Over the past several years, we have seen a generational shift and an emerging consensus on a broad suite of reforms to address inequalities throughout our lives. Today in New York, Gov. Cuomo has put forth the Women's Equality Agenda, a comprehensive legislative package to continue our progress towards gender equality in the state.
While politicians -- disproportionately, overwhelmingly men -- continue to squabble over issues that they haven't experienced and don't understand, the ability for women to empower themselves continues to hang in the balance. We're fighting to address the various inequalities that women in the state face daily, from status and pay in the workplace to access to proper health care that grants women the right to make our own reproductive decisions. The Women's Equality Agenda is a groundbreaking legislative proposal to level the playing field and break down barriers so women -- mothers, daughters, sisters, and wives -- can more fully and equally participate in society.
The facts are as plain as day, and they're alarming.
The women who call New York home will on average earn 84 percent of what their male counterparts are paid, and will earn $500,000 less than men over the course of a lifetime. These women are five times as likely to be sexually harassed and far more likely to experience violence in the home and harassment and discrimination at work -- in fact, 75 percent of sexual harassment complaints filed in New York are filed by women. Women with children are less likely to be recommended for hire or promoted, and they're more likely to be discriminated against when seeking affordable housing. And women, unlike men throughout New York, don't have complete say over their reproductive health care, even when their own health is in danger.
For too long we've turned a blind eye to these issues. New York's 10 million women deserve a level playing field. All 10 points of the Women's Equality Agenda comprehensively address the structural obstacles to women's equality in New York. In addition to achieving pay equity and protecting reproductive health and choice, the Agenda will strengthen laws against sexual harassment, pregnancy discrimination, and discrimination against parents. All 10 of these key points are critical, and together, they will go a long way toward breaking down barriers women face in the workplace and at home.
All of these proposals have remarkably broad support throughout the state. More than 800 organizations -- including labor unions, religious groups, large and small businesses and business owners, and local chambers of commerce -- have joined together to form the Women's Equality Coalition and push our government to pass the Agenda. Gov. Cuomo wants this. The State Assembly wants this. The vast majority of the state wants this.
So, why is progress so difficult?
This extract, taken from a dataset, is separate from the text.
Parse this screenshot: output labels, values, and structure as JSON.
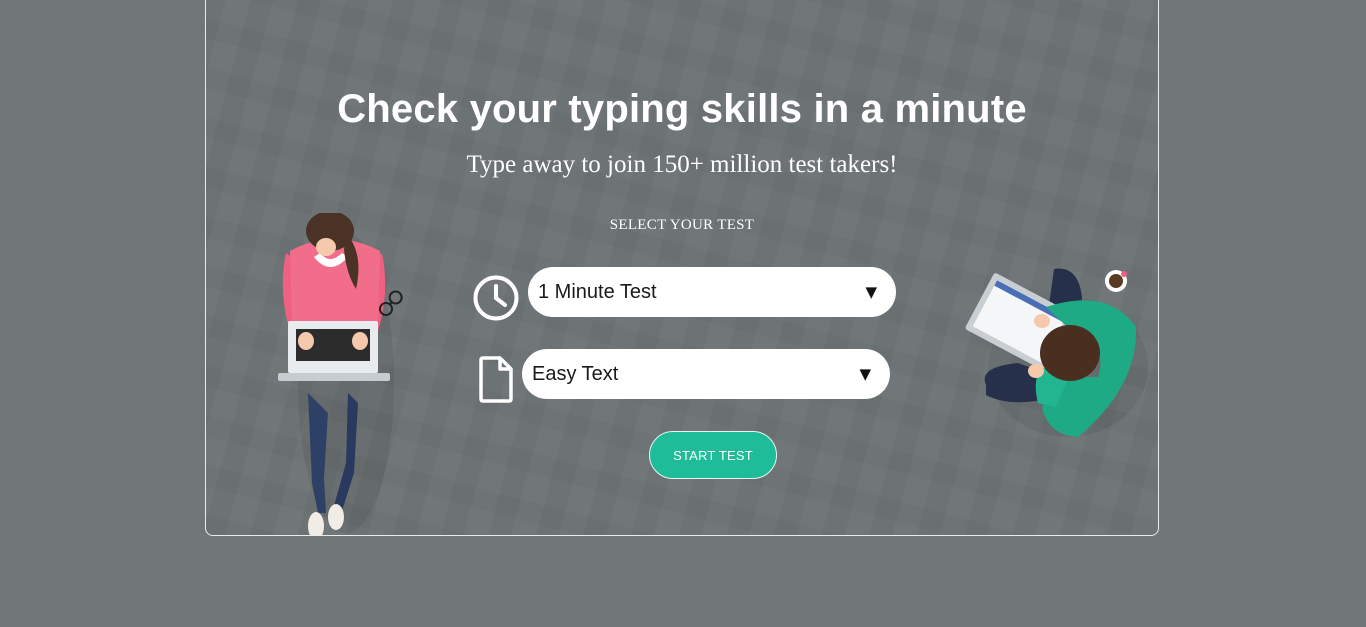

Unfortunately, State Senate Republican Conference Leader Dean Skelos' backwards ideas about women's ability to make personal health care decisions is standing in the way of progress. Despite a recent Siena poll showing that 80 percent of New Yorkers want to update our abortion laws to bring them in line with federal standards and protect women's right to choose -- as affirmed by the United States Supreme Court -- Skelos is attempting to force unpopular views on constituents and hold us back from achieving long awaited equality for women.
The New York State Senate can't be allowed to hold women back for another generation, nor can equality be compromised. The Women's Equality Agenda -- all 10 points of it -- is a common sense solution for the common sense women of New York.